Often after the initial phase of establishing a business, a start-up will rapidly expand its product offerings.
While the customer always enjoys options, he expects the same quality as the parent brand. Taking on too much responsibility at the beginning may result in diluted service and overall suffering of the original brand.
Introducing diverse products to your business, however, is always good for a company. The only disclaimer is this: you should have ample resources.
Mere business momentum will likely not drive you very far. Brands become successful because they have successful product improvement, customer services and process optimization.
Establishing a related product requires nearly the same, if not more, effort. If the company is unable to devote such vital man-hours to this initiative, the product will most likely suffer, thus disillusioning your customers.
Inspired by bigger companies that have the depth and width in their offerings, start-ups often move too fast, too soon. Not everyone is Yahoo. The company should always establish a specific checklist of available resources before committing itself to a new product. Here are typical things to consider:
- Is the existing product(s) well-established? A customer could easily transfer the attributes of a shaky product to the new product.
- Segregate the resource requirements into two parts: resources common with the existing product, and resources unique to the new offering.

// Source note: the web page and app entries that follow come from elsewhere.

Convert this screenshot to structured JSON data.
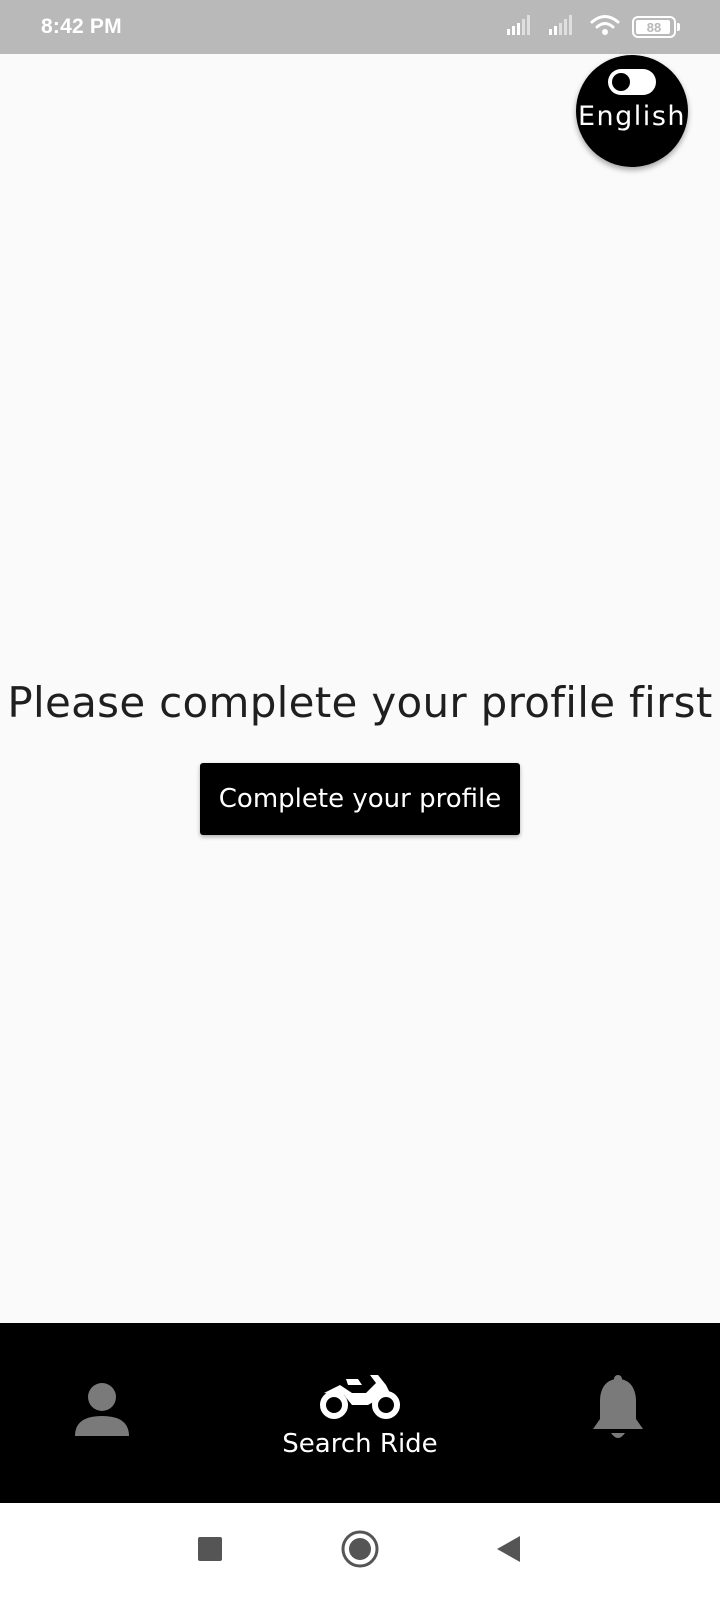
{
  "status_bar": {
    "time": "8:42 PM",
    "battery_level": "88",
    "icons": [
      "signal-icon",
      "signal-icon",
      "wifi-icon",
      "battery-icon"
    ]
  },
  "language_toggle": {
    "label": "English",
    "icon": "toggle-icon"
  },
  "main": {
    "message": "Please complete your profile first",
    "button_label": "Complete your profile"
  },
  "bottom_nav": {
    "items": [
      {
        "icon": "person-icon",
        "label": "",
        "active": false
      },
      {
        "icon": "motorcycle-icon",
        "label": "Search Ride",
        "active": true
      },
      {
        "icon": "bell-icon",
        "label": "",
        "active": false
      }
    ]
  },
  "system_nav": {
    "icons": [
      "recents-square-icon",
      "home-circle-icon",
      "back-triangle-icon"
    ]
  },
  "colors": {
    "status_bar_bg": "#b9b9b9",
    "page_bg": "#fafafa",
    "primary": "#000000",
    "inactive_icon": "#7a7a7a",
    "active_icon": "#ffffff"
  }
}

- Common resources include specific services, marketing, tools and equipment, and licenses. Ask yourself: is something missing from the existing resources? Can existing resources be optimized? Don't let the existing product starve; proceed only when you have hired/ bought new resources.

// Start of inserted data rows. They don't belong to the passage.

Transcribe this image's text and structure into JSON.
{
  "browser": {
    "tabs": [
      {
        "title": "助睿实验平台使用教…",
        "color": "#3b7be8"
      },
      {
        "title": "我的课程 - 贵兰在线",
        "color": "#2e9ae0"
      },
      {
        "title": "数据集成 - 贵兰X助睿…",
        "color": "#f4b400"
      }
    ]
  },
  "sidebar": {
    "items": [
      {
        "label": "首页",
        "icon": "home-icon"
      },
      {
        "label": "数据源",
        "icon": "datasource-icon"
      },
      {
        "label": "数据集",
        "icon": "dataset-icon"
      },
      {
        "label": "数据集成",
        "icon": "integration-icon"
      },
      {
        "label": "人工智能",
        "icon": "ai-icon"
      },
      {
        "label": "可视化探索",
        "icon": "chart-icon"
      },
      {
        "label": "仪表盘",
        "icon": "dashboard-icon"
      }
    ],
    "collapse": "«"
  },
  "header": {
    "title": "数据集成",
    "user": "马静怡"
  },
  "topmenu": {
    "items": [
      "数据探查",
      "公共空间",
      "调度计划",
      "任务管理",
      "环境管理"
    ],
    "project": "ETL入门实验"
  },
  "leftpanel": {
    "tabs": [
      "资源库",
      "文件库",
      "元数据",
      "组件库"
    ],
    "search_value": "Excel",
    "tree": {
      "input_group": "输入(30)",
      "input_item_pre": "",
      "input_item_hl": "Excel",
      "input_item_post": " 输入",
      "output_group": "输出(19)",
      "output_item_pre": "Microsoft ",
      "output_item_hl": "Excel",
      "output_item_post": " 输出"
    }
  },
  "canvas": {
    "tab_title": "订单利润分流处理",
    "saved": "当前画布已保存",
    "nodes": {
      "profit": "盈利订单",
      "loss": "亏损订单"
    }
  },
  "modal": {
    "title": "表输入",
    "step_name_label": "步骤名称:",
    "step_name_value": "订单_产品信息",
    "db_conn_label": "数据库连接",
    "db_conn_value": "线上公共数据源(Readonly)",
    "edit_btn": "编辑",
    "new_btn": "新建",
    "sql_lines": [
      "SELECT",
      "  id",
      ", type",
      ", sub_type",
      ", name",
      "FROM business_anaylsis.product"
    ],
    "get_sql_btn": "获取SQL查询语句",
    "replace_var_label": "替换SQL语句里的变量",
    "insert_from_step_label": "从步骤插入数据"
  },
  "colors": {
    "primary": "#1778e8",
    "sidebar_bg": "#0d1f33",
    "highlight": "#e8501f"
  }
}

- Typical required new resources include trouble-shooting services, maintenance, and business development. Make sure you have immediate access to these, or have outsourcing arrangements.